Your copy of the listing should be exact and should contain no pictures.
==================================================
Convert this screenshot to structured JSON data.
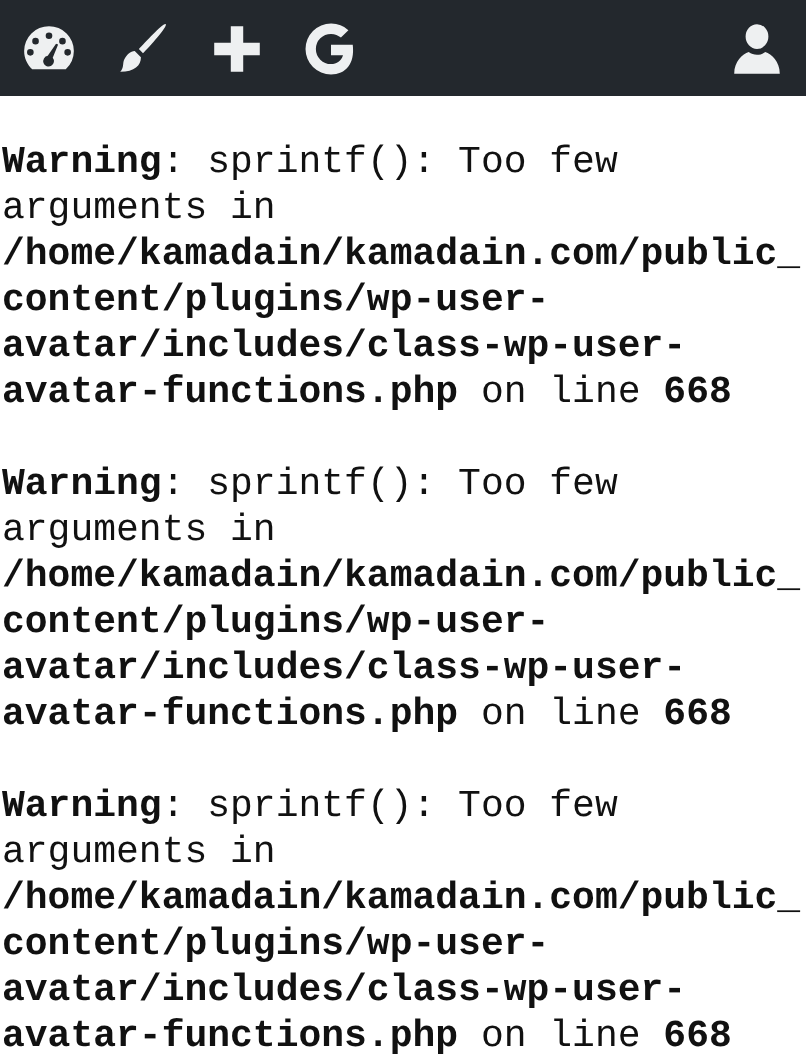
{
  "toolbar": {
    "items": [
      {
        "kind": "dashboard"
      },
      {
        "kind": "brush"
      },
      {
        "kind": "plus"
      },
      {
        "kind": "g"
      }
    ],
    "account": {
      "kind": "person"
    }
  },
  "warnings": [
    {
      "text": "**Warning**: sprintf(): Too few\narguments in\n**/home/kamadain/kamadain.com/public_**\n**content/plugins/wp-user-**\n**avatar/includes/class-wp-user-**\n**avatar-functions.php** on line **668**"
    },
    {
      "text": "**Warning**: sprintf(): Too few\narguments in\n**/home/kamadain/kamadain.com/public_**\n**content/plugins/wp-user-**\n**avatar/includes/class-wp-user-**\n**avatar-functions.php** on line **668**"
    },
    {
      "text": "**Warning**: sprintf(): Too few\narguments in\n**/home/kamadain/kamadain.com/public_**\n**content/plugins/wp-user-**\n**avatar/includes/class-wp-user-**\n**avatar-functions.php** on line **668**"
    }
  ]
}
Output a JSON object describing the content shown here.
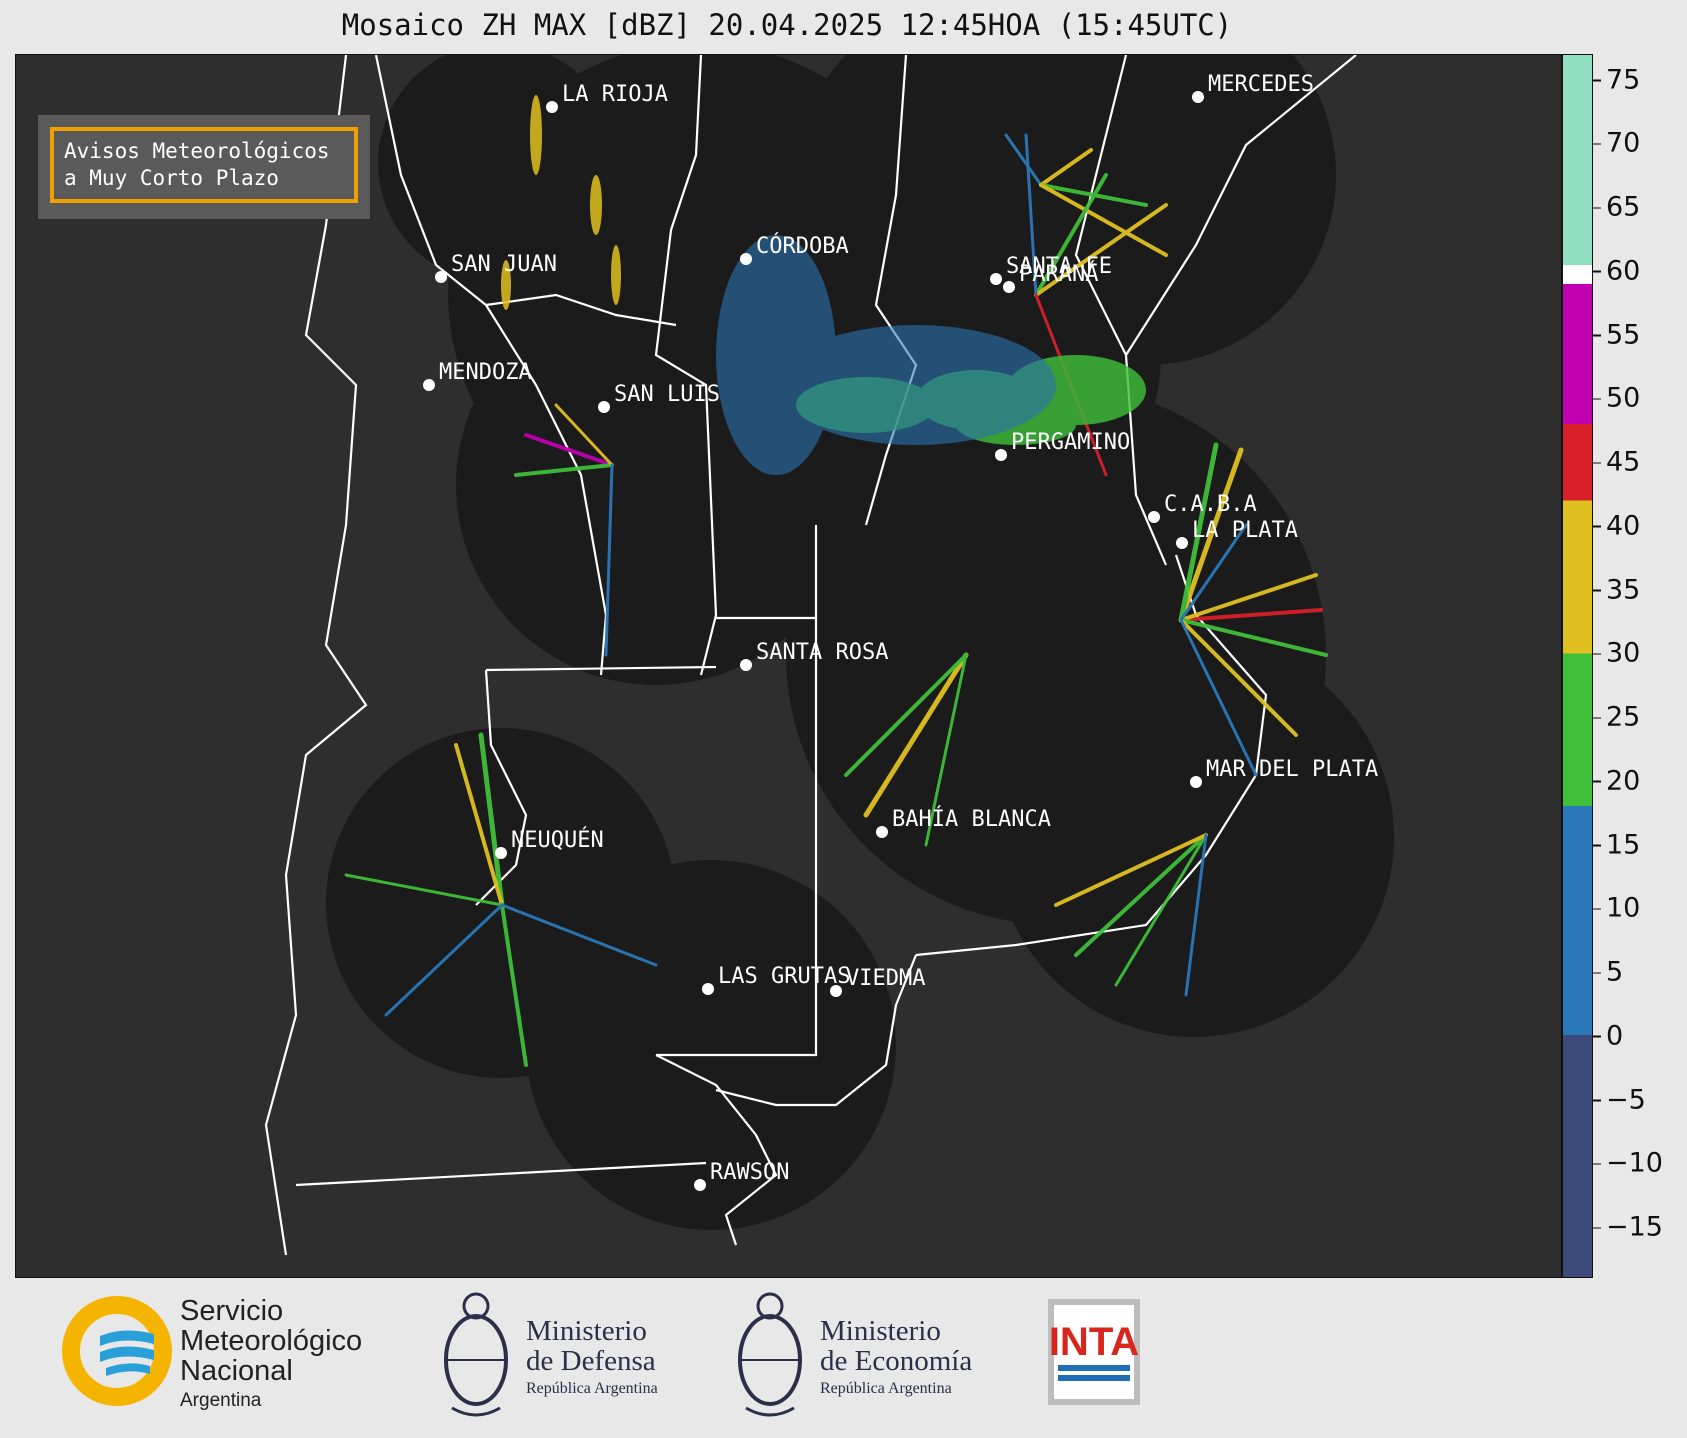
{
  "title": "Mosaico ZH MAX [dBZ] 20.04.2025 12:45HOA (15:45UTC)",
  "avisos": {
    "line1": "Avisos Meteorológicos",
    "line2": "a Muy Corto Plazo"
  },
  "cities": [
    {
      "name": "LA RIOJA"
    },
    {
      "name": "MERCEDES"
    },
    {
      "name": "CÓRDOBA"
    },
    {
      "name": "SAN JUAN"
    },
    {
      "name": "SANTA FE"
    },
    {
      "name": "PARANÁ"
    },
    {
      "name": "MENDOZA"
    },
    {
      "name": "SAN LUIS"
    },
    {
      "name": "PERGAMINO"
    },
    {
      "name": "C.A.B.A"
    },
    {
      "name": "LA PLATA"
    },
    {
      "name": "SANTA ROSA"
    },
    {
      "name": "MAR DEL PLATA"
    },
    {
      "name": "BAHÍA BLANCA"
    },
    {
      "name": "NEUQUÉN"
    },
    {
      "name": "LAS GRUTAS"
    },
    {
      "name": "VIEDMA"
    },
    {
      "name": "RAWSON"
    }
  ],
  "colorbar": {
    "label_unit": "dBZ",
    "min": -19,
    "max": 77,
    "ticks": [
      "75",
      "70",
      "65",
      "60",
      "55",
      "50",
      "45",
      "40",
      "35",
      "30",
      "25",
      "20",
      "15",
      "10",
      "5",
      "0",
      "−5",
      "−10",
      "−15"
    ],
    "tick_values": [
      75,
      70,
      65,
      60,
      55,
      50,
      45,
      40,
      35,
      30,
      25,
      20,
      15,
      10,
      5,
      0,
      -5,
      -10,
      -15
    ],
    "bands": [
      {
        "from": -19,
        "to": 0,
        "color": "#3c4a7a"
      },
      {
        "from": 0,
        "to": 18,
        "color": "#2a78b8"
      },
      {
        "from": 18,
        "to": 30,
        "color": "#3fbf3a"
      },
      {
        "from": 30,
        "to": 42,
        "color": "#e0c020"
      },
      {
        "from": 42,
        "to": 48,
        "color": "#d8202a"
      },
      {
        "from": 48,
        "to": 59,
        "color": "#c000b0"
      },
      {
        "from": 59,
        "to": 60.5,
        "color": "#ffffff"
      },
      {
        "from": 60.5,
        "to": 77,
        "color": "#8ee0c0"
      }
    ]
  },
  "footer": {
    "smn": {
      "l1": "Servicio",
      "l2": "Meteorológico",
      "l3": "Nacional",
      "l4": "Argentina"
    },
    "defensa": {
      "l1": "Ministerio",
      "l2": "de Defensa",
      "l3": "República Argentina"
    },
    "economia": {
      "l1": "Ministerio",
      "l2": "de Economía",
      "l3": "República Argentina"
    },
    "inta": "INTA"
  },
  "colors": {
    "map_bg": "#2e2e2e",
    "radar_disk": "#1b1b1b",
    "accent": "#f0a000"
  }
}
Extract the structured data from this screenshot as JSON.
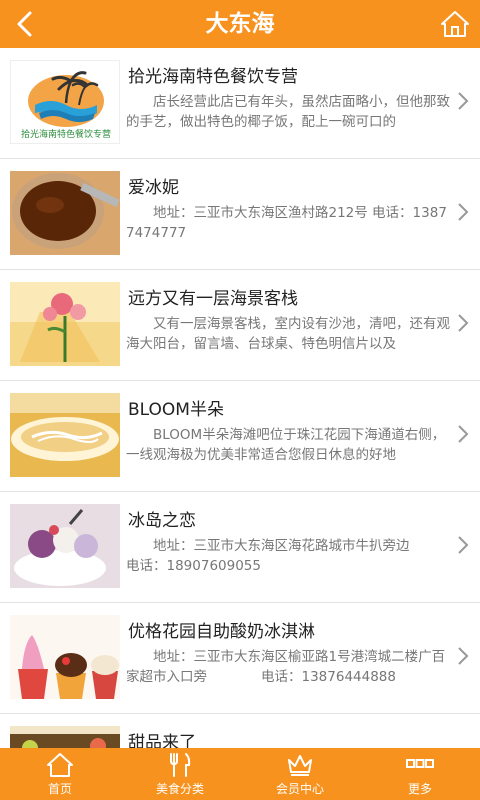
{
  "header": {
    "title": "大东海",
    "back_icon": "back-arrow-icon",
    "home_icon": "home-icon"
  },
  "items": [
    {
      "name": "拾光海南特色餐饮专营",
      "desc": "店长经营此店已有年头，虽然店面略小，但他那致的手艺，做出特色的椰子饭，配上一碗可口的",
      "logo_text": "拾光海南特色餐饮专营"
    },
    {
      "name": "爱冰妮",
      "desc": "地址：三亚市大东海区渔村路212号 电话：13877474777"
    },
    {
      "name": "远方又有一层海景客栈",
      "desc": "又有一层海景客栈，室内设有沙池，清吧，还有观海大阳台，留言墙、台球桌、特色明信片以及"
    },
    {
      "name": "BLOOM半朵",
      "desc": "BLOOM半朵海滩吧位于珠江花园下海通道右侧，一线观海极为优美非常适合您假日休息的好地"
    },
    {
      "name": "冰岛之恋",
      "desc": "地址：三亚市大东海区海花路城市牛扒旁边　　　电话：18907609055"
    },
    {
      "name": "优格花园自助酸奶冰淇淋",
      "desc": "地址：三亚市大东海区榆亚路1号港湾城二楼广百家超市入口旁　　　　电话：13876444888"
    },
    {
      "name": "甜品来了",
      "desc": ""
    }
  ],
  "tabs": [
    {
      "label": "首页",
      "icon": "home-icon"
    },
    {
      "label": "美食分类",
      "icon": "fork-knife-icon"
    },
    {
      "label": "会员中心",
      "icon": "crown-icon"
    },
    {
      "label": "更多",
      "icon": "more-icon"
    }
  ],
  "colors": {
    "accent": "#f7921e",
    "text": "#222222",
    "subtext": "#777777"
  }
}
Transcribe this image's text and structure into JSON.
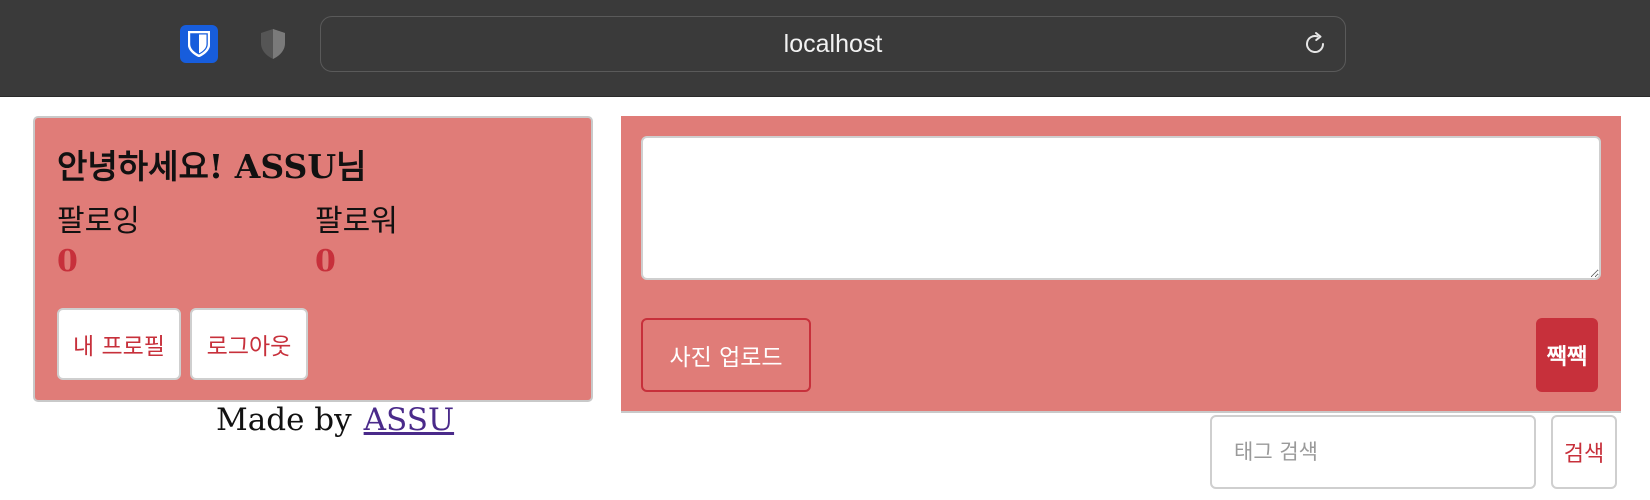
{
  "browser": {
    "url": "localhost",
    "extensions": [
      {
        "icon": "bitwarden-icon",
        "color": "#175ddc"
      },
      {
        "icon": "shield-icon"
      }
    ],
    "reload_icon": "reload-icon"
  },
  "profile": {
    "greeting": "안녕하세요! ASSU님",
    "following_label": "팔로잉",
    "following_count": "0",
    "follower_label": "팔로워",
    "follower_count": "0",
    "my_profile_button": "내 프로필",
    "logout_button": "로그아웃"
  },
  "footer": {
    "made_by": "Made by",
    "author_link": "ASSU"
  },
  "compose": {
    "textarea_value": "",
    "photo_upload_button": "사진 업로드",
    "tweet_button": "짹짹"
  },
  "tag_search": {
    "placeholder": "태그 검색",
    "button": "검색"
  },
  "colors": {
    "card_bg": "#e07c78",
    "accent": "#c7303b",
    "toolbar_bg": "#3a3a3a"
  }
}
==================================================
◆ ANSWER
Convert this screenshot to structured JSON data.
{
  "toolbar": {
    "items": [
      {
        "kind": "dashboard"
      },
      {
        "kind": "brush"
      },
      {
        "kind": "plus"
      },
      {
        "kind": "g"
      }
    ],
    "account": {
      "kind": "person"
    }
  },
  "warnings": [
    {
      "text": "**Warning**: sprintf(): Too few\narguments in\n**/home/kamadain/kamadain.com/public_**\n**content/plugins/wp-user-**\n**avatar/includes/class-wp-user-**\n**avatar-functions.php** on line **668**"
    },
    {
      "text": "**Warning**: sprintf(): Too few\narguments in\n**/home/kamadain/kamadain.com/public_**\n**content/plugins/wp-user-**\n**avatar/includes/class-wp-user-**\n**avatar-functions.php** on line **668**"
    },
    {
      "text": "**Warning**: sprintf(): Too few\narguments in\n**/home/kamadain/kamadain.com/public_**\n**content/plugins/wp-user-**\n**avatar/includes/class-wp-user-**\n**avatar-functions.php** on line **668**"
    }
  ]
}
Output a JSON object describing the content shown here.
{
  "title": "Mosaico ZH MAX [dBZ] 20.04.2025 12:45HOA (15:45UTC)",
  "avisos": {
    "line1": "Avisos Meteorológicos",
    "line2": "a Muy Corto Plazo"
  },
  "cities": [
    {
      "name": "LA RIOJA"
    },
    {
      "name": "MERCEDES"
    },
    {
      "name": "CÓRDOBA"
    },
    {
      "name": "SAN JUAN"
    },
    {
      "name": "SANTA FE"
    },
    {
      "name": "PARANÁ"
    },
    {
      "name": "MENDOZA"
    },
    {
      "name": "SAN LUIS"
    },
    {
      "name": "PERGAMINO"
    },
    {
      "name": "C.A.B.A"
    },
    {
      "name": "LA PLATA"
    },
    {
      "name": "SANTA ROSA"
    },
    {
      "name": "MAR DEL PLATA"
    },
    {
      "name": "BAHÍA BLANCA"
    },
    {
      "name": "NEUQUÉN"
    },
    {
      "name": "LAS GRUTAS"
    },
    {
      "name": "VIEDMA"
    },
    {
      "name": "RAWSON"
    }
  ],
  "colorbar": {
    "label_unit": "dBZ",
    "min": -19,
    "max": 77,
    "ticks": [
      "75",
      "70",
      "65",
      "60",
      "55",
      "50",
      "45",
      "40",
      "35",
      "30",
      "25",
      "20",
      "15",
      "10",
      "5",
      "0",
      "−5",
      "−10",
      "−15"
    ],
    "tick_values": [
      75,
      70,
      65,
      60,
      55,
      50,
      45,
      40,
      35,
      30,
      25,
      20,
      15,
      10,
      5,
      0,
      -5,
      -10,
      -15
    ],
    "bands": [
      {
        "from": -19,
        "to": 0,
        "color": "#3c4a7a"
      },
      {
        "from": 0,
        "to": 18,
        "color": "#2a78b8"
      },
      {
        "from": 18,
        "to": 30,
        "color": "#3fbf3a"
      },
      {
        "from": 30,
        "to": 42,
        "color": "#e0c020"
      },
      {
        "from": 42,
        "to": 48,
        "color": "#d8202a"
      },
      {
        "from": 48,
        "to": 59,
        "color": "#c000b0"
      },
      {
        "from": 59,
        "to": 60.5,
        "color": "#ffffff"
      },
      {
        "from": 60.5,
        "to": 77,
        "color": "#8ee0c0"
      }
    ]
  },
  "footer": {
    "smn": {
      "l1": "Servicio",
      "l2": "Meteorológico",
      "l3": "Nacional",
      "l4": "Argentina"
    },
    "defensa": {
      "l1": "Ministerio",
      "l2": "de Defensa",
      "l3": "República Argentina"
    },
    "economia": {
      "l1": "Ministerio",
      "l2": "de Economía",
      "l3": "República Argentina"
    },
    "inta": "INTA"
  },
  "colors": {
    "map_bg": "#2e2e2e",
    "radar_disk": "#1b1b1b",
    "accent": "#f0a000"
  }
}
Extract the structured data from this screenshot as JSON.
{
  "header": {
    "title": "大东海",
    "back_icon": "back-arrow-icon",
    "home_icon": "home-icon"
  },
  "items": [
    {
      "name": "拾光海南特色餐饮专营",
      "desc": "店长经营此店已有年头，虽然店面略小，但他那致的手艺，做出特色的椰子饭，配上一碗可口的",
      "logo_text": "拾光海南特色餐饮专营"
    },
    {
      "name": "爱冰妮",
      "desc": "地址：三亚市大东海区渔村路212号 电话：13877474777"
    },
    {
      "name": "远方又有一层海景客栈",
      "desc": "又有一层海景客栈，室内设有沙池，清吧，还有观海大阳台，留言墙、台球桌、特色明信片以及"
    },
    {
      "name": "BLOOM半朵",
      "desc": "BLOOM半朵海滩吧位于珠江花园下海通道右侧，一线观海极为优美非常适合您假日休息的好地"
    },
    {
      "name": "冰岛之恋",
      "desc": "地址：三亚市大东海区海花路城市牛扒旁边　　　电话：18907609055"
    },
    {
      "name": "优格花园自助酸奶冰淇淋",
      "desc": "地址：三亚市大东海区榆亚路1号港湾城二楼广百家超市入口旁　　　　电话：13876444888"
    },
    {
      "name": "甜品来了",
      "desc": ""
    }
  ],
  "tabs": [
    {
      "label": "首页",
      "icon": "home-icon"
    },
    {
      "label": "美食分类",
      "icon": "fork-knife-icon"
    },
    {
      "label": "会员中心",
      "icon": "crown-icon"
    },
    {
      "label": "更多",
      "icon": "more-icon"
    }
  ],
  "colors": {
    "accent": "#f7921e",
    "text": "#222222",
    "subtext": "#777777"
  }
}
Transcribe this image's text and structure into JSON.
{
  "browser": {
    "url": "localhost",
    "extensions": [
      {
        "icon": "bitwarden-icon",
        "color": "#175ddc"
      },
      {
        "icon": "shield-icon"
      }
    ],
    "reload_icon": "reload-icon"
  },
  "profile": {
    "greeting": "안녕하세요! ASSU님",
    "following_label": "팔로잉",
    "following_count": "0",
    "follower_label": "팔로워",
    "follower_count": "0",
    "my_profile_button": "내 프로필",
    "logout_button": "로그아웃"
  },
  "footer": {
    "made_by": "Made by",
    "author_link": "ASSU"
  },
  "compose": {
    "textarea_value": "",
    "photo_upload_button": "사진 업로드",
    "tweet_button": "짹짹"
  },
  "tag_search": {
    "placeholder": "태그 검색",
    "button": "검색"
  },
  "colors": {
    "card_bg": "#e07c78",
    "accent": "#c7303b",
    "toolbar_bg": "#3a3a3a"
  }
}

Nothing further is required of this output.